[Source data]
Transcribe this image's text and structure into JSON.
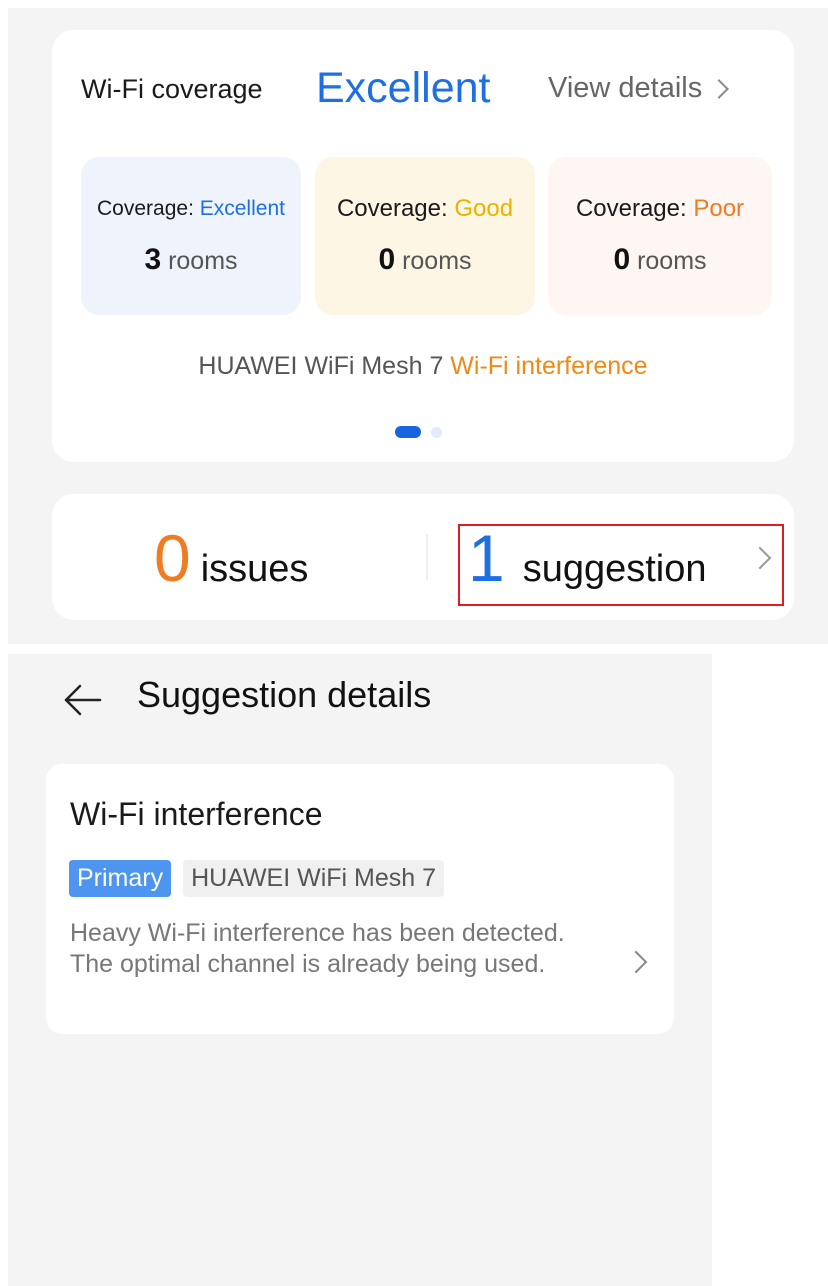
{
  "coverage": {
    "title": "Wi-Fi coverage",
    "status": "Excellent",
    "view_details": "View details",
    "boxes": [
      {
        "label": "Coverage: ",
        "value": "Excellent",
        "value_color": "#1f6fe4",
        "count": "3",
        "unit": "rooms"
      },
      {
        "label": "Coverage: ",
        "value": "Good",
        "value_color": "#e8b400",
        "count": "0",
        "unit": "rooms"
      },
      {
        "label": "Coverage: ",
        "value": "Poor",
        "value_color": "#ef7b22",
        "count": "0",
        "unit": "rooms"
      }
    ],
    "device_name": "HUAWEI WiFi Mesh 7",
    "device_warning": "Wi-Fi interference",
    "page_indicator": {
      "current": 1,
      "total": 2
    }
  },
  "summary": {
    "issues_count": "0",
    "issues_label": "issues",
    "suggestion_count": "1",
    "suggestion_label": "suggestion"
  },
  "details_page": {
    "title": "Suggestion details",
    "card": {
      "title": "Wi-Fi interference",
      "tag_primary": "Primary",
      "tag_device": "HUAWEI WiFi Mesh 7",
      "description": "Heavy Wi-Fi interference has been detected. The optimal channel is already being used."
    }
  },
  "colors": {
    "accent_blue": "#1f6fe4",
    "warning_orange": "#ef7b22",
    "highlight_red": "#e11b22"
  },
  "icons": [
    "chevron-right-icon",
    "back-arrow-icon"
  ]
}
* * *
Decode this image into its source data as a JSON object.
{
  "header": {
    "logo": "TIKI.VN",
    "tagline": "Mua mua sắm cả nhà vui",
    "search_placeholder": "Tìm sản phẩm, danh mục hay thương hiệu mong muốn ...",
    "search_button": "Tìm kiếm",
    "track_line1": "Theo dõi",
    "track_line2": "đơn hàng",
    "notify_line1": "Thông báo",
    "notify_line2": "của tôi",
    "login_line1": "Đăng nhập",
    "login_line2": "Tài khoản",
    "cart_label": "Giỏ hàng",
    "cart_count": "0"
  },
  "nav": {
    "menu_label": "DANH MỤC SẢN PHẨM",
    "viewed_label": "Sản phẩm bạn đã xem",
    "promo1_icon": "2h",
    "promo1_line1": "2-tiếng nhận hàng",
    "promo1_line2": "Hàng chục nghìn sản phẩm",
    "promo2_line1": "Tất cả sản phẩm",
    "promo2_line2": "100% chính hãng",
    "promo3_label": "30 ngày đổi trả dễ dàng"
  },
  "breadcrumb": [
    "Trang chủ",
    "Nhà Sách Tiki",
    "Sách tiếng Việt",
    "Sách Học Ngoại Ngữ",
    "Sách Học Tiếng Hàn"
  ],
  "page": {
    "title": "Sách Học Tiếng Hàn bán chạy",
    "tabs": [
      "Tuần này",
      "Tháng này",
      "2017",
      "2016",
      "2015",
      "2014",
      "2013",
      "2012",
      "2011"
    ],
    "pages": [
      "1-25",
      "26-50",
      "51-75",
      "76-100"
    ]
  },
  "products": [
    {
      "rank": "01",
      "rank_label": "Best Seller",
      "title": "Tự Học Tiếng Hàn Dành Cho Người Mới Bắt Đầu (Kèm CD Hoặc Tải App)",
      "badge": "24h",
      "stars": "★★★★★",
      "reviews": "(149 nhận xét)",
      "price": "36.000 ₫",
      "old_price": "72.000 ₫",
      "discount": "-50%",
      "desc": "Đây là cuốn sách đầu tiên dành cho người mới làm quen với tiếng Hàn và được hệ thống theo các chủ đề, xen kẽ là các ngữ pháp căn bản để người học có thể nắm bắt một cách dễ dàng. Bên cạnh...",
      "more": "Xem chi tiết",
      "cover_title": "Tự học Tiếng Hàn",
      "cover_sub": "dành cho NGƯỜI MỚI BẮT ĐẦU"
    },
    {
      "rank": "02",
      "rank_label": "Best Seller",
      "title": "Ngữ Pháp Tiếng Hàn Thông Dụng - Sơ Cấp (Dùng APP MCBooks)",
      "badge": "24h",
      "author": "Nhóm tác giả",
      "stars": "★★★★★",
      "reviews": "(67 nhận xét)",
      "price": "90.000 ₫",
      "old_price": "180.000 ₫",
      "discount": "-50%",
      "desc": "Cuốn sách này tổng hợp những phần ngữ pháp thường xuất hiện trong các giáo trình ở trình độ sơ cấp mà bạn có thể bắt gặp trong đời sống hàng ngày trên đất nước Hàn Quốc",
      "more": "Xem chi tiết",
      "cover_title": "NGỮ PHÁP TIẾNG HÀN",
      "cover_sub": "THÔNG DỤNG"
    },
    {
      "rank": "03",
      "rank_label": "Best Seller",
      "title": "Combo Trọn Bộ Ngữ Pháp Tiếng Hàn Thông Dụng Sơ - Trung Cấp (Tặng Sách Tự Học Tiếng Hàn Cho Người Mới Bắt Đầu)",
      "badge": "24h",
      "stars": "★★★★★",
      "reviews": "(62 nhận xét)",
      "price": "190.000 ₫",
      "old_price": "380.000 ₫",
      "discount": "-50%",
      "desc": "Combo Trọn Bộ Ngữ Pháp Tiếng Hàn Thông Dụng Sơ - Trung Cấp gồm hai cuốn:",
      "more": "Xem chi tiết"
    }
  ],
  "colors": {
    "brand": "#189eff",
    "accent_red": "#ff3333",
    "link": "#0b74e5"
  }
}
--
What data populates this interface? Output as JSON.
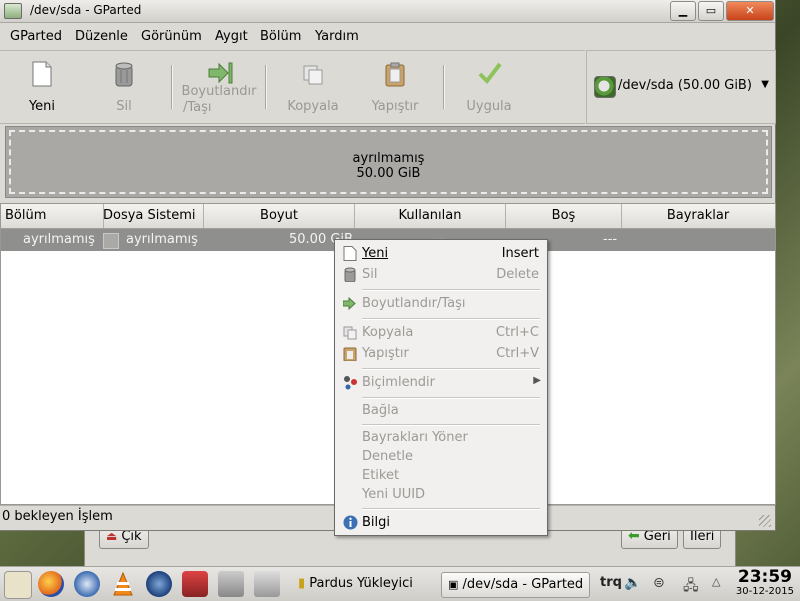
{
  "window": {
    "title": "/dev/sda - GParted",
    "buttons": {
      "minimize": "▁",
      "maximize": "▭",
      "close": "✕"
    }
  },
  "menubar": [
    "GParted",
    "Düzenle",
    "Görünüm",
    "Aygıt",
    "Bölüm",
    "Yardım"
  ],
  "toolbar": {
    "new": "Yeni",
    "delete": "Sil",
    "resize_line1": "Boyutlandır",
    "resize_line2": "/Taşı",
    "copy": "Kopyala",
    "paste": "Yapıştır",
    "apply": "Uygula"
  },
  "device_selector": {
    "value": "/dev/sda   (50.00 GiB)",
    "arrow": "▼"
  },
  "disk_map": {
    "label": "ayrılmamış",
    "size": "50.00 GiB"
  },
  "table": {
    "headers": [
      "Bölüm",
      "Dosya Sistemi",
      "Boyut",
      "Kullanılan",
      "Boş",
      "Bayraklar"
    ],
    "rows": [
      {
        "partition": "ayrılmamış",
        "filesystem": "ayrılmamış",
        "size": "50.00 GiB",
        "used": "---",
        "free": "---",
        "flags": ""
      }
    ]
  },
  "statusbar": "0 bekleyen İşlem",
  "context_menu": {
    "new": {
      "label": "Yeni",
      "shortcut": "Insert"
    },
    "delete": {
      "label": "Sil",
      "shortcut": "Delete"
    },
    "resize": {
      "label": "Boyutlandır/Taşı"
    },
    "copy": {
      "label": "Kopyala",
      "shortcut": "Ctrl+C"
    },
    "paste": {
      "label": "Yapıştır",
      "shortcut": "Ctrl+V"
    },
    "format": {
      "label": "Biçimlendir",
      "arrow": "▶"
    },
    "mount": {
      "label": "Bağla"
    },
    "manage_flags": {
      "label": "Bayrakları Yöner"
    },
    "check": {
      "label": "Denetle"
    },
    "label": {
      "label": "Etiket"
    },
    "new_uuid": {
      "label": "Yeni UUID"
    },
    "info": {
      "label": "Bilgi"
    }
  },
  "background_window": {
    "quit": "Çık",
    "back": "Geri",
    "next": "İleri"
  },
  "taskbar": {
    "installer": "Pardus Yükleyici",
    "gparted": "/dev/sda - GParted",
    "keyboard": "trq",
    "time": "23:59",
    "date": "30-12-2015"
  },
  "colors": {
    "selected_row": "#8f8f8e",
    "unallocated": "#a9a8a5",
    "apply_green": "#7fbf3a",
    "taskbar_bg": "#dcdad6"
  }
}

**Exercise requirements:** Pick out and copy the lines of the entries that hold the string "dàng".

**Exercise response:**
    "promo3_label": "30 ngày đổi trả dễ dàng"
      "desc": "Đây là cuốn sách đầu tiên dành cho người mới làm quen với tiếng Hàn và được hệ thống theo các chủ đề, xen kẽ là các ngữ pháp căn bản để người học có thể nắm bắt một cách dễ dàng. Bên cạnh...",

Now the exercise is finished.